Edmond Da Rotchild
"Dead Lift" is a kinetic sculpture consisting of a readymade lifting crane that alternately raises and lowers a slug-like lump hanging by a deadlift belt.

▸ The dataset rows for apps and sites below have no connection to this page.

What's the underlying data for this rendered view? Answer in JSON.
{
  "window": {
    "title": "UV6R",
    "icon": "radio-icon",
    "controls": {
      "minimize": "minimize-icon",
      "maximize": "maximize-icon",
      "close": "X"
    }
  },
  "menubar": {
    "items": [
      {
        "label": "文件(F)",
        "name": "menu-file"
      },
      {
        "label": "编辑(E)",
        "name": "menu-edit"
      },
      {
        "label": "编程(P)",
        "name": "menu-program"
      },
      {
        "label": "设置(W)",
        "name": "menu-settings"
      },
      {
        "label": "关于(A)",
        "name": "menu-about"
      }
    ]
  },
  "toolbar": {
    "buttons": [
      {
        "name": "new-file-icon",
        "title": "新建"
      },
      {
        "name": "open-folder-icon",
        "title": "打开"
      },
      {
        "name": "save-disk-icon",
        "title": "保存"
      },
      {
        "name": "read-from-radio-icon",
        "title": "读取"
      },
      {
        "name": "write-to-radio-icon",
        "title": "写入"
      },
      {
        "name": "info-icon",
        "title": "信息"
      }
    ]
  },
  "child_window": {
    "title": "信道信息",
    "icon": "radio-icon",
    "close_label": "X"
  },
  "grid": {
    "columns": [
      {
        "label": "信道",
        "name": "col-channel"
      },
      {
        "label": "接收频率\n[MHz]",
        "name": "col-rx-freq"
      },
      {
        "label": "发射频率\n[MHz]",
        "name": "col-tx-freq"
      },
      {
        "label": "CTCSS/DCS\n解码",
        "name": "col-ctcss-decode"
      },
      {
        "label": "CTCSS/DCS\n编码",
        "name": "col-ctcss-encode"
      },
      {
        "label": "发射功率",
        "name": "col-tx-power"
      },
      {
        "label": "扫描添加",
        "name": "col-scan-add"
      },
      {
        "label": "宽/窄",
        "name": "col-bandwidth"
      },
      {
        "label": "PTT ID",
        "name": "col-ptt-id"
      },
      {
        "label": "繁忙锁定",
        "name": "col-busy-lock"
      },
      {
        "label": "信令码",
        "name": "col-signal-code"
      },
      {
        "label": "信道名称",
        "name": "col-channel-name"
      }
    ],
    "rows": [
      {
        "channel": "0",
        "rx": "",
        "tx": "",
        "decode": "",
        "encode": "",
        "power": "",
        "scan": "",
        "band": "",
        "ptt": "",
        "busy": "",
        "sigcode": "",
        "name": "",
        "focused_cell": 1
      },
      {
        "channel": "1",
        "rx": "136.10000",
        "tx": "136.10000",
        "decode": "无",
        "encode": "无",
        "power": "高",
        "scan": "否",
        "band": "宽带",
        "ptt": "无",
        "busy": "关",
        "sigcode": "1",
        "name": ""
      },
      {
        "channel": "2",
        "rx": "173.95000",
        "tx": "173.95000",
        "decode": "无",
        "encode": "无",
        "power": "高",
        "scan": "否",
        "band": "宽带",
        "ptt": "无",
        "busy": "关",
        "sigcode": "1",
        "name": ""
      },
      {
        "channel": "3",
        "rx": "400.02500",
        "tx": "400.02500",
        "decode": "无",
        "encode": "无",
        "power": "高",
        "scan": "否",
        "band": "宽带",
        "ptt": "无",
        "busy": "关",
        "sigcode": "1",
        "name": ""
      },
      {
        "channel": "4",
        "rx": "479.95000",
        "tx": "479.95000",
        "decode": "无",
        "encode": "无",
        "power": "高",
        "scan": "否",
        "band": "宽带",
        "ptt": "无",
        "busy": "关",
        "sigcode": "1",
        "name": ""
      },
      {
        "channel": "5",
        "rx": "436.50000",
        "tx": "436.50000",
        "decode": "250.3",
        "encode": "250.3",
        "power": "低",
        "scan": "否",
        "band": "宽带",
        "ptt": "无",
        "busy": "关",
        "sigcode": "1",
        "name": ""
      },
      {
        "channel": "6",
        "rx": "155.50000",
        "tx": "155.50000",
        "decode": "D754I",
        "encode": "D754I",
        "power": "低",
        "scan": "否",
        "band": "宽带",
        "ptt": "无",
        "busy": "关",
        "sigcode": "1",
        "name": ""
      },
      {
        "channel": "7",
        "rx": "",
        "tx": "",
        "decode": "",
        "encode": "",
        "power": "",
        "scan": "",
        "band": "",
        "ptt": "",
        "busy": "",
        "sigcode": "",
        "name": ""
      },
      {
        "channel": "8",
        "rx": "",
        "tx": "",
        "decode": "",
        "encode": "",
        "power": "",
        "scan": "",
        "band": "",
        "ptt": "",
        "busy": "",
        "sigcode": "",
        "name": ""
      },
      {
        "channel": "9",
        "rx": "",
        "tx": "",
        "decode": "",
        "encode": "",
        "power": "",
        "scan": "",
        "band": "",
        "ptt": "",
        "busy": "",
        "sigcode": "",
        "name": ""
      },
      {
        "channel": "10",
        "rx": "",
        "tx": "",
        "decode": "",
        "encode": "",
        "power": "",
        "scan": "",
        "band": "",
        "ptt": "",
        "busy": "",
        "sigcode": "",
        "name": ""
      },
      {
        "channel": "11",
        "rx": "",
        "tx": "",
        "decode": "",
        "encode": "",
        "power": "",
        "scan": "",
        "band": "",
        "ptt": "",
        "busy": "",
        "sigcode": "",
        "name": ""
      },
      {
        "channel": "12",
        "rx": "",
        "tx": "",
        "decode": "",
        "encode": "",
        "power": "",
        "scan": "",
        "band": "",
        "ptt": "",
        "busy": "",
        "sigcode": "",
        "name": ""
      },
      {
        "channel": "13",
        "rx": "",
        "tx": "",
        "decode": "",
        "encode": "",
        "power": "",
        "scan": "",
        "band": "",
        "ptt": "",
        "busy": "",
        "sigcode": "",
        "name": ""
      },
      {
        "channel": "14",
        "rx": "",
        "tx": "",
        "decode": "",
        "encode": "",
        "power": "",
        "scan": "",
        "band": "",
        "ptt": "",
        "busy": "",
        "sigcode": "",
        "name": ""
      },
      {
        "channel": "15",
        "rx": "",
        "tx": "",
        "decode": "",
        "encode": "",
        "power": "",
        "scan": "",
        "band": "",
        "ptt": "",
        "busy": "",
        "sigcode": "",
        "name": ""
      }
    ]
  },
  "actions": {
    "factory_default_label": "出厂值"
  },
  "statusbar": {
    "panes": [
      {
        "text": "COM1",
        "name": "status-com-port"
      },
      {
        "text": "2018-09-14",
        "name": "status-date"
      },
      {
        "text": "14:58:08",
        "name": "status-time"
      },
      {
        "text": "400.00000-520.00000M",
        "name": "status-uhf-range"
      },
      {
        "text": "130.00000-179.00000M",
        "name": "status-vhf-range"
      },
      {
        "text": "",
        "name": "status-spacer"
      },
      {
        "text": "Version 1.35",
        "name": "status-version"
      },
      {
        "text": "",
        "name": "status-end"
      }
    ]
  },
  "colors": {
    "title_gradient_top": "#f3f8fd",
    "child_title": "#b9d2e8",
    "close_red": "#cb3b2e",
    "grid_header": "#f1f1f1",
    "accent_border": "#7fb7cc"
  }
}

The crane belongs to Itamar's father, who was recently paralyzed from the waist down in a motorcycle accident. His father's injury, which forced the artist to reexamine a complicated, deferred relationship underscored by masculinity and unfulfilled expectations, is weaved through his experiences as a gay man. A recently established fixture of Western economies of spectacle and seduction, the Gay Man runs from impotence with every deadlift. But behind every deadlift is its direct mirror staring the lifter in his face: the deadweight symbolizing the body's inevitable impotence and decay. The power of spectacle, in which the artist is most interested in its gendered registers, "restricts the body over its evocation." But waiting at the end of the road of (bodily) servitude to the commodity, there is nothing but old age and death. Perhaps only inside this place of undesirability are bonds formed, and we can begin to grasp one another, if only slightly.